Earlier this month, Fire & Fury: Inside the Trump White House by Michael Wolff hit the bookshelves. Despite Trump’s efforts to block the book’s publication, he seems to have only called additional attention to it. In fact, Wolff thanked Trump on Twitter for his attempts because it quite possibly helped sell more than a million copies to date.
As you may know, Fire and Fury tells the inside story of the most controversial presidency of our time. Through his regular access to the White House and more than 200 interviews, Wolfe gives an account into the day-to-day operations of the Trump Administration and what it is like to work for the POTUS. His portrayal of Trump is of a man unfit for office – the king of discord and disunion, not only temperamentally and intellectually unfit, but psychologically unfit.
According to Wolfe, Trump didn’t even want to win the election, and no one around him thought he would. [Apparently, they were just as surprised as I was.]
Before Wolfe wrote Fire & Fury, I wrote two novels. As I was publishing the first one, Betrayal of Faith, the presidential election was winding down. The deep divisions that exist in our country are disturbing to me. I began to consider the consequences of electing a president who might attempt to implement unconstitutional or discriminatory practices. Would the White House, and subsequently the country, be in chaos? Less than six months later, I completed and published Betrayal of Justice.
Like Fire & Fury, Betrayal of Justice begins with the inauguration of a newly elected president. In my fictional America, that is President Ronald John whose campaign slogan called on our citizens and our government to “Make America Pure Again.” To accomplish this ‘goal’, John wants to deport all Muslims, which endears him to white supremacists everywhere.

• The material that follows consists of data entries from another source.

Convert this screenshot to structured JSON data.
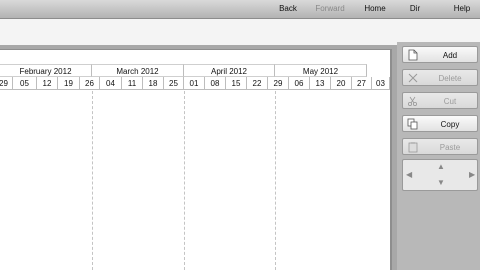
{
  "toolbar": {
    "items": [
      {
        "label": "Back",
        "enabled": true
      },
      {
        "label": "Forward",
        "enabled": false
      },
      {
        "label": "Home",
        "enabled": true
      },
      {
        "label": "Dir",
        "enabled": true
      },
      {
        "label": "Help",
        "enabled": true
      }
    ]
  },
  "calendar": {
    "months": [
      "February 2012",
      "March 2012",
      "April 2012",
      "May 2012"
    ],
    "weeks": [
      "29",
      "05",
      "12",
      "19",
      "26",
      "04",
      "11",
      "18",
      "25",
      "01",
      "08",
      "15",
      "22",
      "29",
      "06",
      "13",
      "20",
      "27",
      "03"
    ]
  },
  "side_panel": {
    "buttons": [
      {
        "label": "Add",
        "enabled": true,
        "icon": "document-icon"
      },
      {
        "label": "Delete",
        "enabled": false,
        "icon": "x-icon"
      },
      {
        "label": "Cut",
        "enabled": false,
        "icon": "scissors-icon"
      },
      {
        "label": "Copy",
        "enabled": true,
        "icon": "copy-icon"
      },
      {
        "label": "Paste",
        "enabled": false,
        "icon": "paste-icon"
      }
    ],
    "navpad": [
      "left-arrow-icon",
      "up-arrow-icon",
      "down-arrow-icon",
      "right-arrow-icon"
    ]
  }
}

As his deportation plans develop, a Michigan mosque is bombed. When the white nationalist bomber is found dead, a young Muslim woman is accused of his murder. While the woman’s attorney tries to mount her defense, a white supremacist group interferes in the investigation. Will justice be served in what appears to be an unjust legal system?
Betrayal of Justice is a highly-relevant, legal-political novel that weaves criminal justice, corruption, and bigotry with political realism.
When I wrote the book, I was concerned about the election. I was concerned that events similar to those my book portrays might actually happen in America. I wondered whether our new president was temperamentally, intellectually, and psychologically prepared for the office.
Over the past year, there has been rioting in Charlottesville, a mosque bombing in Minnesota, mass deportation, and chaos in the West Wing. In response to Charlottesville, the president said, “We condemn in the strongest possible terms this egregious display of hatred, bigotry, and violence on many sides, on many sides.” He also said that there were “good people on both sides”. He was silent after the mosque bombing. A few days ago, the president wondered aloud why we continue to accept immigrants from “shithole” (or “shithouse”) and why we don’t pursue immigrants from Norway, with a predominately white population. On Martin Luther King Jr. Day, a 39-year-old taxpaying, law-abiding Michigan dad was deported after 30 years in the U.S. while the president played golf in Florida. MLK Day is a day that most presidents reserve for public service, but not this president. There is hope, though; the president assured a reporter he was the “least racist person you have ever interviewed”.
Fire & Fury portrays the real first year of a controversial presidency. Betrayal of Justice portrays a fictional one. Check them out - which is fact and which is fiction? It’s hard to tell.